The AI learned to differentiate between CB-PTSD and non-CB-PTSD through training on a large set of labeled examples where the presence or absence of CB-PTSD had already been determined using a standardized process.

Using AI to detect CB-PTSD from childbirth stories can greatly improve care for new parents, allowing health-care providers to offer support and treatment before the condition becomes more severe, and ensures that people experiencing CB-PTSD get the right care at the right time, improving their health and well-being. By listening to and understanding these stories, physical and mental health-care practices can become more responsive and supportive, leading to better outcomes for individuals, newborns and families.

Imagine a world where an OB-GYN team could listen to a patient’s birthing story before, during and after the experience, and with the help of an AI tool flags a patient’s narrative as having subtle markers of trauma, allowing the providers to respond with the right support at the right moment. As the technology matures, improves and expands, it could also be adapted to identify other perinatal mental health challenges like depression and anxiety.

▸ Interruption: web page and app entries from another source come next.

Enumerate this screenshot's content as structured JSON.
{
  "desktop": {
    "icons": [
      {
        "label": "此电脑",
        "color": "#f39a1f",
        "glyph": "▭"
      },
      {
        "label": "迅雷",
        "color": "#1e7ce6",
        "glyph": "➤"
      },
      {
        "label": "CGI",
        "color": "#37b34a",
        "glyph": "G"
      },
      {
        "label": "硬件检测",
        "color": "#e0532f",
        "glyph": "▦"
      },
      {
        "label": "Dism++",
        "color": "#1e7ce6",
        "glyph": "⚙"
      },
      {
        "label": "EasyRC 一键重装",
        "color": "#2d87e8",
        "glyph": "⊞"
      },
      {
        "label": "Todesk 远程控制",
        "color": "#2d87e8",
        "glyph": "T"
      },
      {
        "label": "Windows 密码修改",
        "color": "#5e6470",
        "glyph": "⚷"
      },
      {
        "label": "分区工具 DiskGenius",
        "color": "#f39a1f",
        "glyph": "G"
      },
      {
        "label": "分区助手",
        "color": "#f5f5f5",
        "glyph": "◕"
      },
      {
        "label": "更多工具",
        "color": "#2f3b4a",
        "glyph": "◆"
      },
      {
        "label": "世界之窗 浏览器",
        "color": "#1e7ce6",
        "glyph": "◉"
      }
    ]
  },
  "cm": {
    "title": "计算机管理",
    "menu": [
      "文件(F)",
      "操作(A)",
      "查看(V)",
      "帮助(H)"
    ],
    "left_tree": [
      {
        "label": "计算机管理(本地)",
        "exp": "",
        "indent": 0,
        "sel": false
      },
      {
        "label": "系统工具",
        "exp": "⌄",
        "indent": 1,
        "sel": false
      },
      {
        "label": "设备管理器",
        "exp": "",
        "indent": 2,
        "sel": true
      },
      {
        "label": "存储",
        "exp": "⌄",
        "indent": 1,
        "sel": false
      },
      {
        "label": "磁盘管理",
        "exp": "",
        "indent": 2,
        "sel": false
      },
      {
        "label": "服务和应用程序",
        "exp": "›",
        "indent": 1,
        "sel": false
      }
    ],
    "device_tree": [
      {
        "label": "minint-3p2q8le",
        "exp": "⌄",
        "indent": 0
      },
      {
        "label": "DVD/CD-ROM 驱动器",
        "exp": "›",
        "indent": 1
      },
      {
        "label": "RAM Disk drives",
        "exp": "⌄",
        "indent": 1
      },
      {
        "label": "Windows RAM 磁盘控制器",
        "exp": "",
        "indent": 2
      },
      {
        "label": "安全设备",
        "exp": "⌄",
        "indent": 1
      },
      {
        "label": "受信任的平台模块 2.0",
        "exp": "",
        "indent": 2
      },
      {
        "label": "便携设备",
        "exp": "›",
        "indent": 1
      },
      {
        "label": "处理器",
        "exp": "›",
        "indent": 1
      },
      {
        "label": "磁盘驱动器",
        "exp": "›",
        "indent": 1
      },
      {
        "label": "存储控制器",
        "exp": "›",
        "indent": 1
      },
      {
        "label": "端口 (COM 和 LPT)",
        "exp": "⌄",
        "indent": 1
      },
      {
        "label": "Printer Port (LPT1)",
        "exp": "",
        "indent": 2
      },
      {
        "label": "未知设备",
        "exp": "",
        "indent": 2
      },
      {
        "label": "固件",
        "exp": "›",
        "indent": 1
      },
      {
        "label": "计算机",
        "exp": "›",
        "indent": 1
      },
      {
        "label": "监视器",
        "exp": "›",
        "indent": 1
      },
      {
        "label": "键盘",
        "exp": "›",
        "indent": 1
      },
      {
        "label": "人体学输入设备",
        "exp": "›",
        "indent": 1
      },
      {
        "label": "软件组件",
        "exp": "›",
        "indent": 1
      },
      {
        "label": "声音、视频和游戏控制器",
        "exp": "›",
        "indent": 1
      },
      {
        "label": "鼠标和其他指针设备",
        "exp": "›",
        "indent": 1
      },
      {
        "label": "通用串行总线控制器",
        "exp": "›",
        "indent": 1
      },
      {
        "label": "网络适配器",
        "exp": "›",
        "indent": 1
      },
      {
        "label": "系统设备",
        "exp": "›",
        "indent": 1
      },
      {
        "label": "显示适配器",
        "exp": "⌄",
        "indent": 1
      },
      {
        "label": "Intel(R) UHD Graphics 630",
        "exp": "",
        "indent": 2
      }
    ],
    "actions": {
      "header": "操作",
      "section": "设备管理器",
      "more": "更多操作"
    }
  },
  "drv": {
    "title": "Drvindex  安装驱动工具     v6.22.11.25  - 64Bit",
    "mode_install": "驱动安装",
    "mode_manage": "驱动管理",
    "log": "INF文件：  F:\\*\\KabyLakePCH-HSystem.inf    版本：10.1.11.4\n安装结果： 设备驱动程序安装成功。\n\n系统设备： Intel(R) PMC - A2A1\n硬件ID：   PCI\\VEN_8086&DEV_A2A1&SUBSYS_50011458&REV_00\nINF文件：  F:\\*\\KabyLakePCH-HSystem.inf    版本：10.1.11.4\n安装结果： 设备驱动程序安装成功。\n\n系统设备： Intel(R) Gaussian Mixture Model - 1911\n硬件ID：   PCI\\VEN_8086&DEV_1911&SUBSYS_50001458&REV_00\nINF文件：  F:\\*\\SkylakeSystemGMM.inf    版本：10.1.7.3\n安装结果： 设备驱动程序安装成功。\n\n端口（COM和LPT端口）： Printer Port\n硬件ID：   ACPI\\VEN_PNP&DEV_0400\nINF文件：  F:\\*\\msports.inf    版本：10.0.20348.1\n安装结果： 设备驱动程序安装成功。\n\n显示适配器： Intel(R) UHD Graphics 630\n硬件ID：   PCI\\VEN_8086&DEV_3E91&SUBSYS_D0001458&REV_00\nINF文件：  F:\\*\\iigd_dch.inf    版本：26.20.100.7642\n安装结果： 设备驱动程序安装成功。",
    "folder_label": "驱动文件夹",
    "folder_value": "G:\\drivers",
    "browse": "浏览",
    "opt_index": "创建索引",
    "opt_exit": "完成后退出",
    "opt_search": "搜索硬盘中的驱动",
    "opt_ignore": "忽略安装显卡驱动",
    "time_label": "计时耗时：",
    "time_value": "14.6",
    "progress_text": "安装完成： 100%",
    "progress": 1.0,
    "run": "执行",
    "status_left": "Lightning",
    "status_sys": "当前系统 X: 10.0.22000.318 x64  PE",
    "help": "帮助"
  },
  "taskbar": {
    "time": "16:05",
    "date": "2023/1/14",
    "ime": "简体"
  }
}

This growing shift toward AI in health care and health research isn’t just about cool data or technology projects but about finding ways that help health-care providers recognize and respect the complex emotional landscapes that new parents navigate. Using patient narratives is about giving people a voice, engaging them in their care, and offering a safe space where their stories can lead to better health outcomes.

To understand the transformative potential of listening to patient narratives, consider reading the anthology of perinatal mental health stories from conception to postpartum, published by the Canadian Perinatal Mental Health Collaborative, an organization working to improve perinatal mental health care through advocacy, research, education and public awareness.


Leave a Comment

Your email address will not be published. Required fields are marked *


Maxime Lê


Maxime Lê, MA, BHSc, is founder and principal of Lê & Co. Health Communication Santé, a bilingual health communications firm. He is a patient partner with The Ottawa Hospital and Ottawa Hospital Research Institute, serves on the Board of Directors of the Patient Advisors Network and co-chairs the Ontario Health East Patient and Family Advisory Council. In 2023, he joined the Equity in Health Systems Lab as a patient partner and investigator

Republish this article

Republish this article on your website under the creative commons licence.

Learn more